Saved data entries:

= Beginning of Section =

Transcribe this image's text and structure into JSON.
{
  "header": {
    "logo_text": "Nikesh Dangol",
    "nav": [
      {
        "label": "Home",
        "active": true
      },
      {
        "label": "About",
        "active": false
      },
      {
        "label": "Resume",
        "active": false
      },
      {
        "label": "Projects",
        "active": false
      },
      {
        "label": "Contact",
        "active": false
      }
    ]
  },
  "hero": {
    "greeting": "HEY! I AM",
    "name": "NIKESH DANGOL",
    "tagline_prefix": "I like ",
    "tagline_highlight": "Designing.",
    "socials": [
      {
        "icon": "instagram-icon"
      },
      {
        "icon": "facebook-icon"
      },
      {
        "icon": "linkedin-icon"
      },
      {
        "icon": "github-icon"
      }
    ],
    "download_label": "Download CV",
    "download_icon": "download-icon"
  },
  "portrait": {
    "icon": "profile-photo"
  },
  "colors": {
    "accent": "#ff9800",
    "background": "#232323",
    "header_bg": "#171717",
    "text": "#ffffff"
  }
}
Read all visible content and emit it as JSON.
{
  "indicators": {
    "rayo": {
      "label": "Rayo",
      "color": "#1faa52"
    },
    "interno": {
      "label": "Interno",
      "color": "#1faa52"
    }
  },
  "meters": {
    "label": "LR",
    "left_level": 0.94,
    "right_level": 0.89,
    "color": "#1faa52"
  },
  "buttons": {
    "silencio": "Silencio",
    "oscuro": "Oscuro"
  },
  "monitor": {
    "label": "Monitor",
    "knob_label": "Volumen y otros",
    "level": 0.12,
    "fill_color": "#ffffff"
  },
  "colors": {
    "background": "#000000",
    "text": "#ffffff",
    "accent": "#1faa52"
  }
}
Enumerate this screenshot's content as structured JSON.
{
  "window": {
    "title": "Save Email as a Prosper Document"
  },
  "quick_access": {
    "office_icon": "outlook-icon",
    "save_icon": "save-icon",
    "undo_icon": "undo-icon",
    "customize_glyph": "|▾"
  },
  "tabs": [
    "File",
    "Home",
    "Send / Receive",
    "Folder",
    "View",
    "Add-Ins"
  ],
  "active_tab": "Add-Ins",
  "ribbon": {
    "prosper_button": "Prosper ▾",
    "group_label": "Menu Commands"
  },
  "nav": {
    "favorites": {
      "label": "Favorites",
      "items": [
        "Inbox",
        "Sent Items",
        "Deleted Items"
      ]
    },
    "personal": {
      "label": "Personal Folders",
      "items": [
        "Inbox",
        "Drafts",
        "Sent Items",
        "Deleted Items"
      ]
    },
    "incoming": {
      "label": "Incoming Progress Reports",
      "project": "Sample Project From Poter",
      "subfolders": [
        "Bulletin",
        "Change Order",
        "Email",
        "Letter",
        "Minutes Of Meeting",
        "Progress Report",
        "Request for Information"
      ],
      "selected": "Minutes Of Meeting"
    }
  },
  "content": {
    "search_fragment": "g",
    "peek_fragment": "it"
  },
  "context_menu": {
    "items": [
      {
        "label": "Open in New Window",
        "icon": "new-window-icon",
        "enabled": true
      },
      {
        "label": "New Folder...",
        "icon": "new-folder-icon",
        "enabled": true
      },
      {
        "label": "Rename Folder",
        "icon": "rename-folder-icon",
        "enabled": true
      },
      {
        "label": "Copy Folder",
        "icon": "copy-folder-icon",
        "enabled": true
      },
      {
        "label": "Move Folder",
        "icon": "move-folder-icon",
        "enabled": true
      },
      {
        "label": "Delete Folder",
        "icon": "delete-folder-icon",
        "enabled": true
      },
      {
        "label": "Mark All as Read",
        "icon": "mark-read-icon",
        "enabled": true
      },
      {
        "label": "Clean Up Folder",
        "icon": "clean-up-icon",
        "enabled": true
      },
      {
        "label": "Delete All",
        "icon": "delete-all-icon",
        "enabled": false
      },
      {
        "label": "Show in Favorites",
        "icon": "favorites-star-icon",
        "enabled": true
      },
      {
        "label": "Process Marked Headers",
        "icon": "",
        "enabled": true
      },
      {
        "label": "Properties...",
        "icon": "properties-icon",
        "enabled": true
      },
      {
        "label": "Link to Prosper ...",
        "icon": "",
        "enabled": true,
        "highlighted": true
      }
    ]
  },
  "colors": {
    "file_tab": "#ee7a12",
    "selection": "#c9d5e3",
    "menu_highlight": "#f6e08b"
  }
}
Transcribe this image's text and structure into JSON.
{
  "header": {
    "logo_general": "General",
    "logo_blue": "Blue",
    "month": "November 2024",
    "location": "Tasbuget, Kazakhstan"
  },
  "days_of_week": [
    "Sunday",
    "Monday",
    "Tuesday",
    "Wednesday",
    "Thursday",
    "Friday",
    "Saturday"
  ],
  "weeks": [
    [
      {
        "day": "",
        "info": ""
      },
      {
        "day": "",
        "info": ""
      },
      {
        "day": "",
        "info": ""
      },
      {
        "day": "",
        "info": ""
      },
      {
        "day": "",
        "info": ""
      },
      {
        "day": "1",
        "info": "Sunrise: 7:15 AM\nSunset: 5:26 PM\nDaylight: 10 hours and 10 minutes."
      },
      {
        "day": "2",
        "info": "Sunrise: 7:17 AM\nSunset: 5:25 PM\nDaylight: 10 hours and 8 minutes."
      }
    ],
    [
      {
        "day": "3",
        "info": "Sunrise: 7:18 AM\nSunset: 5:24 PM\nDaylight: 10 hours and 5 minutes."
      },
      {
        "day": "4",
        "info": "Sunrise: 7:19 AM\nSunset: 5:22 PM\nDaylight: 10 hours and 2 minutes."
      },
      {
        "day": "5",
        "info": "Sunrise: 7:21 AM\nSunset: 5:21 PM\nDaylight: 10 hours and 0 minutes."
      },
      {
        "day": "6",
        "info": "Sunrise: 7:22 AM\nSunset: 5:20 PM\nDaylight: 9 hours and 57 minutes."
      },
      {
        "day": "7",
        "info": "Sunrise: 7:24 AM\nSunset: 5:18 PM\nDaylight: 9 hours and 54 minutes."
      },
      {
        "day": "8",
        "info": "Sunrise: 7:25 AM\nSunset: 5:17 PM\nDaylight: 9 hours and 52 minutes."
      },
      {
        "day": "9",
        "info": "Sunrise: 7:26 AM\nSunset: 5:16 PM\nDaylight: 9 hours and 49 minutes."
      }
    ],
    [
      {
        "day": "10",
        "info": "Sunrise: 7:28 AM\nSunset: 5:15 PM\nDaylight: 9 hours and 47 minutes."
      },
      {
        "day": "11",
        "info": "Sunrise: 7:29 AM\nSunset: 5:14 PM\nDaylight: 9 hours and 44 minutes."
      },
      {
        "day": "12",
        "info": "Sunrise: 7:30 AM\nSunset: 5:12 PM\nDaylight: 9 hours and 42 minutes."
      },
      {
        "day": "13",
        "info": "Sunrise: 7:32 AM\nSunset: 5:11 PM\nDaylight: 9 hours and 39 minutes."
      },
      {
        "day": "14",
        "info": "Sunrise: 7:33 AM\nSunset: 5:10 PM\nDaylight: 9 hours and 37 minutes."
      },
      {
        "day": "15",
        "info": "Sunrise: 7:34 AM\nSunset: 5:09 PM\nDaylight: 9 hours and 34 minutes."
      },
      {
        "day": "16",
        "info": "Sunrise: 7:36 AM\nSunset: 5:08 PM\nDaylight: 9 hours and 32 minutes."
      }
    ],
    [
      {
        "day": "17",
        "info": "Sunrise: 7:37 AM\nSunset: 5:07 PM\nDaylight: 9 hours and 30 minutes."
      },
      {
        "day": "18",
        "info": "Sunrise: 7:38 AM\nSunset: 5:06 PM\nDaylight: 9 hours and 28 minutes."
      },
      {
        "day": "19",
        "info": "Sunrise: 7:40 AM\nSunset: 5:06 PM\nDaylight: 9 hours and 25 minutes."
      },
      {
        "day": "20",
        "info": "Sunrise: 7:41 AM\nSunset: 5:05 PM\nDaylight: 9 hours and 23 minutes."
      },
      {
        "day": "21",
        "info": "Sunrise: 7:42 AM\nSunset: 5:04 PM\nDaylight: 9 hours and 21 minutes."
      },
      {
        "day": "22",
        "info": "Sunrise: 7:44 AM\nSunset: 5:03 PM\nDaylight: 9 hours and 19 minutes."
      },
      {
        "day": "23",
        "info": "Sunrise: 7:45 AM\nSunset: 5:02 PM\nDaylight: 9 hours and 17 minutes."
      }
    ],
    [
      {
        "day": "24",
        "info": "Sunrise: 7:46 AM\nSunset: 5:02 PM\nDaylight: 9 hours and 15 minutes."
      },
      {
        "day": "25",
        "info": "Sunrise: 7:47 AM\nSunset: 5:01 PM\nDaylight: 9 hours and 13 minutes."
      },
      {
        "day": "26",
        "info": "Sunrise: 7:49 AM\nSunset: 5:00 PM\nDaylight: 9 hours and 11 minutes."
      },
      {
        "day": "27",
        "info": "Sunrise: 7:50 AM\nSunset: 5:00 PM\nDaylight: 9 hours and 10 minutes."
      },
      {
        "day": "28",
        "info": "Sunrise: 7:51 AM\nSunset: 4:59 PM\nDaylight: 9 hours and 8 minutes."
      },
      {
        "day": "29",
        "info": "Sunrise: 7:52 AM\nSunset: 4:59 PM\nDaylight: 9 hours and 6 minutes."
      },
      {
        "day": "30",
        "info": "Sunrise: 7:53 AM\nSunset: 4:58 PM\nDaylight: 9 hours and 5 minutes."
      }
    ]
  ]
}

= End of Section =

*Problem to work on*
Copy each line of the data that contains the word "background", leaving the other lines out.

*Exercise answer*
    "background": "#232323",
    "background": "#000000",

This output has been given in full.